CaCO3(s) → CaO(s) + CO2(g)

The quicklime is not steady or stable and, when cooled, will suddenly react with CO2 from the air until, all the carbon dioxide is used, and it will be completely converted back to calcium carbonate if not slaked with water to set as lime plaster or lime mortar.

Yearly worldwide production of quicklime is around 285 million tons. China is by far the world's largest producer, with a sum of around 190 million tons per year. The United States is the second largest, with around 20 million tons per year.

Roughly 1.8 tons of limestone is necessary per 1.0 t of quicklime. Quicklime has a high attraction for water and is a more effective desiccant than silica gel.

Chemical Properties:

  • • Quick lime forms slaked lime or lime water on hydration. When water is added to lime it becomes hot and cracks to form a white powder. This is known slaking of lime.


  • • Calcium oxide is a basic oxide which can react with acids and give calcium salts.


  • • It forms silicates and phosphates with acidic oxides like silicon dioxide and phosphorus pentoxide. This property will make lime useful as a flux in metallurgy which removes impurities.



  • Properties of Quick Lime:

  • • Lime is a white shapeless or amorphous solid.

  • • It has a high melting point of 2572oC.

  • • It is extremely stable and even fusion cannot decompose it.

  • Solubility:

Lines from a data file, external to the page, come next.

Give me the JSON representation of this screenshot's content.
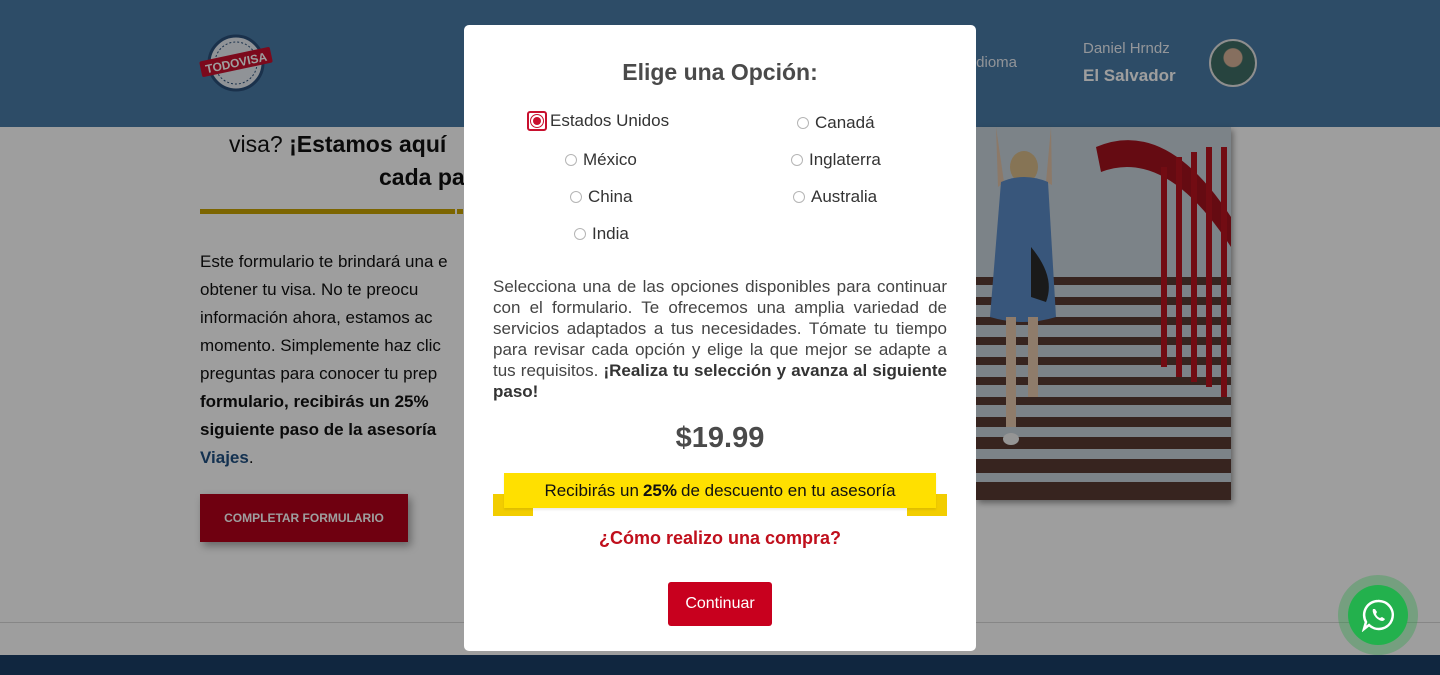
{
  "header": {
    "logo_text": "TODOVISA",
    "nav_idioma": "Idioma",
    "user_name": "Daniel Hrndz",
    "user_country": "El Salvador"
  },
  "hero": {
    "title_line1_prefix": "visa? ",
    "title_line1_bold": "¡Estamos aquí",
    "title_line2": "cada pa",
    "paragraph_lines": [
      "Este formulario te brindará una e",
      "obtener tu visa. No te preocu",
      "información ahora, estamos ac",
      "momento. Simplemente haz clic",
      "preguntas para conocer tu prep"
    ],
    "paragraph_bold_lines": [
      "formulario, recibirás un 25%",
      "siguiente paso de la asesoría"
    ],
    "paragraph_link": "Viajes",
    "paragraph_end": ".",
    "cta_label": "COMPLETAR FORMULARIO"
  },
  "modal": {
    "title": "Elige una Opción:",
    "options": [
      {
        "label": "Estados Unidos",
        "selected": true
      },
      {
        "label": "Canadá",
        "selected": false
      },
      {
        "label": "México",
        "selected": false
      },
      {
        "label": "Inglaterra",
        "selected": false
      },
      {
        "label": "China",
        "selected": false
      },
      {
        "label": "Australia",
        "selected": false
      },
      {
        "label": "India",
        "selected": false
      }
    ],
    "description": "Selecciona una de las opciones disponibles para continuar con el formulario. Te ofrecemos una amplia variedad de servicios adaptados a tus necesidades. Tómate tu tiempo para revisar cada opción y elige la que mejor se adapte a tus requisitos.",
    "description_bold": "¡Realiza tu selección y avanza al siguiente paso!",
    "price": "$19.99",
    "ribbon_prefix": "Recibirás un",
    "ribbon_bold": "25%",
    "ribbon_suffix": "de descuento en tu asesoría",
    "how_link": "¿Cómo realizo una compra?",
    "continue_label": "Continuar"
  },
  "colors": {
    "header": "#4a7ba6",
    "accent_red": "#c8001e",
    "ribbon_yellow": "#ffe000",
    "footer": "#1b3e66",
    "whatsapp": "#23b14d"
  }
}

    In water: Reacts with water to produce calcium hydroxide.
    In Acids: It also soluble in acids.
    In Alcohols: it is insoluble in alcohol
    In Organic: soluble with most of organic solvents.

    Uses of Lime:

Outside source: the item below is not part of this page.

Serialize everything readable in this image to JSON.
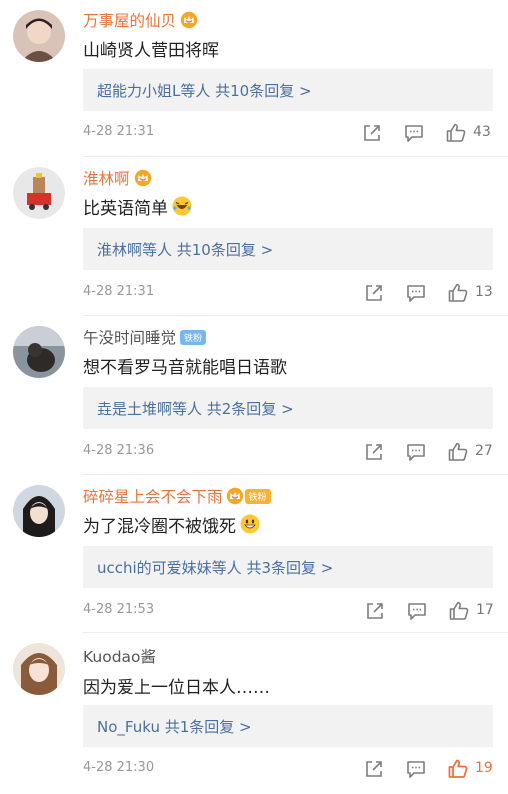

  • • Lime is used for medicinal purposes, plant, insecticides and animal food.

  • • It is also used as a laboratory reagent for gas absorption, dehydration, and precipitation etc.

  • • It is used as a reagent in the production of paper, cement, and high-grade steel.

  • • It finds use in detailing hides.

  • • It can be used as water softening and in the recovery of ammonia

  • • It finds vast use in the production of soap, varnish, refractories, rubber, and lime bricks.

  • • It also finds use in the making of calcium carbide, nitrate, basic calcium, and calcium bisulphite.

  • • Improves soil quality.

  • • It is used in water treatment plants, to control the acidity of the water being treated and to treat impurities present in the water;

  • • Act as a filler to strengthen paper products;

  • • It can be used as a refractory, a heat-resistant material used to line the insides of furnaces;

  • • In the manufacture of other chemical materials;

  • • As a preservative for poultry feed;

  • • Used in insecticides and fungicides;

  • • It is also used in the removal of hair from hides before tanning.

  • • It is also used as a food additive to maintain proper acidity and give bulk to a food product.

  • Interesting Facts about Calcium oxide:

  • • Calcium oxide is frequently used to "lime" lake waters that have been acidified by acid rain it reacts with them and neutralizes acids in the lake. It also formed when nitric and sulfuric acid in acid rain are carried to earth by rain, sleet, snow, and other methods of precipitation.

  • • When calcium oxide is heated near its melting point, it gives off a bright white light. In the years before electricity was discovered for lighting, particularly during the second half of the nineteenth century it was used as lime light source, heated lime was used to create the bright lights required to illuminate stage productions.

  • • Because it was thought to increase the speed in decomposition of soft tissue, quicklime has historically been used in the funeral of diseased animals and humans. For instance, bodies of plague victims in London in 1666 were instructed to be buried in quicklime.

  • Health Risk:


    Contact to calcium oxide can cause injury to the skin, nose, eyes, and respiratory system. People who use the product in their line of work or at home for (garden purposes) for example, people who are working must be extreme caution not to breathing in, swallowing, or otherwise coming into contact with the chemical. If such contact occurs, it should be washed off completely with water and ask for medical assistance.